Work request: Set down each entry exactly as it stands, without altering a single character.

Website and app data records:
■ ■ ■ ■

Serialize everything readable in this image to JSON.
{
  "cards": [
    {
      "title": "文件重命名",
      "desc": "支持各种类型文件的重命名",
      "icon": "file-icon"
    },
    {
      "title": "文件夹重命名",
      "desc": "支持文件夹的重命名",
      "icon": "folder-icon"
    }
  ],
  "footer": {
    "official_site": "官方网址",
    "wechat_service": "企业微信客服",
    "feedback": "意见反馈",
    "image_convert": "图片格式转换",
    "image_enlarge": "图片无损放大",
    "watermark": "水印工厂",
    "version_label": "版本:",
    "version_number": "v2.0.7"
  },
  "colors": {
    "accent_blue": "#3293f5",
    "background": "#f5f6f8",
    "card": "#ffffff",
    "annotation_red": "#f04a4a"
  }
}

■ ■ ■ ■

Reply:
Serialize everything readable in this image to JSON.
{
  "cards": [
    {
      "title": "文件重命名",
      "desc": "支持各种类型文件的重命名",
      "icon": "file-icon"
    },
    {
      "title": "文件夹重命名",
      "desc": "支持文件夹的重命名",
      "icon": "folder-icon"
    }
  ],
  "footer": {
    "official_site": "官方网址",
    "wechat_service": "企业微信客服",
    "feedback": "意见反馈",
    "image_convert": "图片格式转换",
    "image_enlarge": "图片无损放大",
    "watermark": "水印工厂",
    "version_label": "版本:",
    "version_number": "v2.0.7"
  },
  "colors": {
    "accent_blue": "#3293f5",
    "background": "#f5f6f8",
    "card": "#ffffff",
    "annotation_red": "#f04a4a"
  }
}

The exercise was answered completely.